Sunday, January 1, 2017
It is New Year's Day and I'm going to break with the tradition of posting the 'Photo of the Year'* today; I'm going further, to talk about someone who was not merely a dwijan by heritage, but a trijan (if there is such a term), by having had two re-births his career, one that defined his life. That career was born in 1904-5 when a boy of nine performed at a Srikrishna Temple in Palakkad. As the boy grew to adolescence, the voice that had captivated his listeners must have broken in a way that threatened his singing career; there is little detail on how he got past that setback and was re-born into his singing life. Maybe that was how he developed a resonant voice, so striking that he was on occasion referred to as "bronze-voiced".
More serious was the second occasion. That bronze voice, now belonging to a seasoned and respected singer, was in full flow at a concert; at the end, its owner realised that he had lost it. And he then had to endure six months of suspense, during which period various remedies were tried; finally, the voice came back - thanks to the intervention of Sri Guruvayoorappan, his favourite deity. That was his third life, the one in which every paisa that he made from his concerts went directly to the Srikrishna Temple at Guruvayoor. It is beyond today's imagination to think of performing the Udayasthamana Puja there (bookings are no longer being taken because the current list runs for about forty years or something) even once, but he was able to do it sixty-one times.
Much of his recognition came from Madras; it was here, from this house on (then) Palace Road, Santhome, that he taught his disciples. Many of them are famous in their own right - P. Leela, the Jaya-Vijaya twins, TV Gopalakrishnan and KJ Yesudas. It was from the thinnai of this house that their careers began. The house itself was given to him by TG Krishna Iyer, a friend who had composed 155 kritis, collectively known as Lalitha Dasar Krithigal. In October of 1974, he went back to perform at Poozhikunnu Srikrishna Temple at Ottapalam, where he had, 70 years ago, had his debut.
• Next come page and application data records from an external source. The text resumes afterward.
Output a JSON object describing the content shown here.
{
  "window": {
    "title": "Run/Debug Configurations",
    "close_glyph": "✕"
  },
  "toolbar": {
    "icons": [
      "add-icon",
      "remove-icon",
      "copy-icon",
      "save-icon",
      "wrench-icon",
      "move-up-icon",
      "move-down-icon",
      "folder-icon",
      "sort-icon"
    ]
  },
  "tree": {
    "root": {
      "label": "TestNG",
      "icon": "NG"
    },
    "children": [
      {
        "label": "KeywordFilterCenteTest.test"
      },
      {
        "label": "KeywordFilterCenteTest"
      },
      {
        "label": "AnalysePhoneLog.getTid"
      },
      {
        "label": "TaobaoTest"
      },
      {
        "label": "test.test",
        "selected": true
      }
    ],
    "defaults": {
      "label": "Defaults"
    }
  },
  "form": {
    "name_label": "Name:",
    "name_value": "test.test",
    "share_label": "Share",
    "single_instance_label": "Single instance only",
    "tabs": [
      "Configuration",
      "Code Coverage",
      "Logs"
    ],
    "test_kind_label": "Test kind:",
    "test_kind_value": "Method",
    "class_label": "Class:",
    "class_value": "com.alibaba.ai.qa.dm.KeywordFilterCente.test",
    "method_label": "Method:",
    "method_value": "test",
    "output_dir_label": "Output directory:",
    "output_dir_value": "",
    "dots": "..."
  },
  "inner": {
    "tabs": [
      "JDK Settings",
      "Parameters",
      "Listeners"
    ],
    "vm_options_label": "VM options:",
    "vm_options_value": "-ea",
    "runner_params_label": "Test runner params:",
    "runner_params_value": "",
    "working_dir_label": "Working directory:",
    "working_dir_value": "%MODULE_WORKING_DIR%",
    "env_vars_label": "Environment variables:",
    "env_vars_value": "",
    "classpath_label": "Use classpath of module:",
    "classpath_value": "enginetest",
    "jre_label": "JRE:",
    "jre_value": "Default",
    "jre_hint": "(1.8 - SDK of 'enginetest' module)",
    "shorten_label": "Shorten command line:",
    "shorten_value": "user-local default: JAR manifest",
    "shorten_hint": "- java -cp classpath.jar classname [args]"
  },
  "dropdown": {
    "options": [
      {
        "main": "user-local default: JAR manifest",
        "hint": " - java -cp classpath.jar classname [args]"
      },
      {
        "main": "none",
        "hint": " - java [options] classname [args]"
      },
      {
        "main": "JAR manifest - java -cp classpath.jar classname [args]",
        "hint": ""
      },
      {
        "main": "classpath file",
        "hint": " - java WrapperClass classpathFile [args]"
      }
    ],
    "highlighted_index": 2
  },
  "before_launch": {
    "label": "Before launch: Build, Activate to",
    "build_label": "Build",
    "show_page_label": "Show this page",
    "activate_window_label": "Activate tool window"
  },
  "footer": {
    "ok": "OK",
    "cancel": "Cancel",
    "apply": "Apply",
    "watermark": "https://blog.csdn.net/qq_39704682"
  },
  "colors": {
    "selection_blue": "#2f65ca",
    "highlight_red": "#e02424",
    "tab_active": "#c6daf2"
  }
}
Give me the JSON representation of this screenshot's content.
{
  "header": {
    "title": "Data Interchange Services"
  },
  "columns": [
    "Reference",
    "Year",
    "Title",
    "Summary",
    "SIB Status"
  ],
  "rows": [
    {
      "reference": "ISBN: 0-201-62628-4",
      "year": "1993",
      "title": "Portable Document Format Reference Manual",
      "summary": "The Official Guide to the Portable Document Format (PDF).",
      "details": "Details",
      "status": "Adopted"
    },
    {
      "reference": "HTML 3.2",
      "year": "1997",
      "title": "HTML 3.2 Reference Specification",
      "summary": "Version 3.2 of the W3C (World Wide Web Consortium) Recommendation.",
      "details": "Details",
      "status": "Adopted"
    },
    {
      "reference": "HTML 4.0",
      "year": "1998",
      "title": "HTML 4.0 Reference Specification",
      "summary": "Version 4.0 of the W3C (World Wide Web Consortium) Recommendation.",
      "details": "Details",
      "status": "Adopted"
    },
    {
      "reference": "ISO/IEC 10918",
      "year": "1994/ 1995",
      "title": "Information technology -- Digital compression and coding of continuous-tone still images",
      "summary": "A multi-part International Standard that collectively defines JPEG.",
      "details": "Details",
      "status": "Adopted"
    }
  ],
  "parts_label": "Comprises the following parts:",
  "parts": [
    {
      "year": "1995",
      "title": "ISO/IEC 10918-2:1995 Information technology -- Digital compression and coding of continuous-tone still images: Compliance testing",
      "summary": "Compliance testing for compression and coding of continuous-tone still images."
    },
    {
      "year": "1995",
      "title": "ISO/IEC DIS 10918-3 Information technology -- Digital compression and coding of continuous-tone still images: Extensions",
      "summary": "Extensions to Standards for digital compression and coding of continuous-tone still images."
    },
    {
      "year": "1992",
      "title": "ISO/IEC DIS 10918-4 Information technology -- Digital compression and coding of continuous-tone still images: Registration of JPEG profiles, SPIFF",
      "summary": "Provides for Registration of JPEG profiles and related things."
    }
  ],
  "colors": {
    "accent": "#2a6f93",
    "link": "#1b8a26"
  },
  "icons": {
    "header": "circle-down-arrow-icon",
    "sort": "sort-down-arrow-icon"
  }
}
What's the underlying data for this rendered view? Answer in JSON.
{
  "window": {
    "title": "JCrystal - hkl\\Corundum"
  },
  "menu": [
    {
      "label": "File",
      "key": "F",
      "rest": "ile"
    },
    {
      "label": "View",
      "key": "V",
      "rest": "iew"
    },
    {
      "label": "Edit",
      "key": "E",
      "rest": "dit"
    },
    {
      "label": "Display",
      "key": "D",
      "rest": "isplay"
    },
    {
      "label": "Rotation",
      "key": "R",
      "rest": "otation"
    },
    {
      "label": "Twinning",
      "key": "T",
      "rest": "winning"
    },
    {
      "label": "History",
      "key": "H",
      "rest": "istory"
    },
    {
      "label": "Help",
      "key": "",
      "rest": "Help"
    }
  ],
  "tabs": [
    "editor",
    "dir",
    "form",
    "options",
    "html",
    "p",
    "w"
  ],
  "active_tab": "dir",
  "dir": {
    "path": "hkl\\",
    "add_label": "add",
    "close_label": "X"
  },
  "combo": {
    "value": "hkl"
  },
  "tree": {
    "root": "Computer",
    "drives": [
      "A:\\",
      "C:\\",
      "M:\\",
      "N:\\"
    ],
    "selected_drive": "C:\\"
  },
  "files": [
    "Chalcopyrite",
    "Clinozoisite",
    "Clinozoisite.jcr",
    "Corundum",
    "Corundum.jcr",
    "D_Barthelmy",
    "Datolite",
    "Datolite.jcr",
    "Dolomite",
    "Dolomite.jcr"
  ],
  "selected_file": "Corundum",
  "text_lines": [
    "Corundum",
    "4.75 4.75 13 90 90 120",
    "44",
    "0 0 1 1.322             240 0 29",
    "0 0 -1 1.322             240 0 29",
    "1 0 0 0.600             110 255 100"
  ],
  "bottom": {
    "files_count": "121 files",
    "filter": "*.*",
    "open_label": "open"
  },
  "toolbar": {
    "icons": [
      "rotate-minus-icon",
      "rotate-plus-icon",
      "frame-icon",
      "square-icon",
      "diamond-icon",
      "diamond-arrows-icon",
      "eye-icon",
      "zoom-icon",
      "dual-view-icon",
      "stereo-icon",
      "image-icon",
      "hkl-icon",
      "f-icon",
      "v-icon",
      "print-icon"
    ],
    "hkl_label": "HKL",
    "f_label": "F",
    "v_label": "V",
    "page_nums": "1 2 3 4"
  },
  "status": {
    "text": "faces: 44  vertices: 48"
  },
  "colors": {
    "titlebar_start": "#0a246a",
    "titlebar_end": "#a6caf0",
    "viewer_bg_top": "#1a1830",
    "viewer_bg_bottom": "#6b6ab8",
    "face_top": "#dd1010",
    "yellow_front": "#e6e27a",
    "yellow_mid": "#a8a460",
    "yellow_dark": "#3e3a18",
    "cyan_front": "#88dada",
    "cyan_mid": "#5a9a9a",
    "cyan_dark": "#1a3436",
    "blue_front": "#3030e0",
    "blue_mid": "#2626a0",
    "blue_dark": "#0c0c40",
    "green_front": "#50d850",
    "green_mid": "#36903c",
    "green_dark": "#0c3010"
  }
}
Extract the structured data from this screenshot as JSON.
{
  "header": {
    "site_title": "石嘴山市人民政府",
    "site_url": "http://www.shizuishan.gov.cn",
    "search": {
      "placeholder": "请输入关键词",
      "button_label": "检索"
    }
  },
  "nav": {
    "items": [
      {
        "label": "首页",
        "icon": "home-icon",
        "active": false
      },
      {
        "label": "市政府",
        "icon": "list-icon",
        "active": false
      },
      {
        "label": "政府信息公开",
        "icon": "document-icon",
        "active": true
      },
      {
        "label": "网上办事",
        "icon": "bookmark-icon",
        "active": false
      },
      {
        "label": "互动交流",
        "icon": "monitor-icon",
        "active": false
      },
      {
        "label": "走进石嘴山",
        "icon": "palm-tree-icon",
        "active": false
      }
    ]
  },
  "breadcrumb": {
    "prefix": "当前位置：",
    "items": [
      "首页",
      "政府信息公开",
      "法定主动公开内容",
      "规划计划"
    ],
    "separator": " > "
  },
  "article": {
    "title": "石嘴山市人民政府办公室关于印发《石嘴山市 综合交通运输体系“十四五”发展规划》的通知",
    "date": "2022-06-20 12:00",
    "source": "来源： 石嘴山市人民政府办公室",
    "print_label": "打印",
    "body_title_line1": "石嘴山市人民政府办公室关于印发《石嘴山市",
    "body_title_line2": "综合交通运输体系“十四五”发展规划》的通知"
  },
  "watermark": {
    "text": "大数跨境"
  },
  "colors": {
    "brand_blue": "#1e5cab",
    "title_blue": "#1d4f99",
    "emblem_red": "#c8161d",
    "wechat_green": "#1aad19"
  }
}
After that performance, he just slipped off his mortal coils while performing his sandhyavandanam - going the way he always wished to. Srikrishna was kind to him; and why wouldn't he be, for Chembai Vaidyanatha Bhagavatar was as close to a saint as any mortal can ever aspire to be!
*The community of City Daily Photographers celebrates Theme Day every month. Go over to this site to see the best pictures from around the world!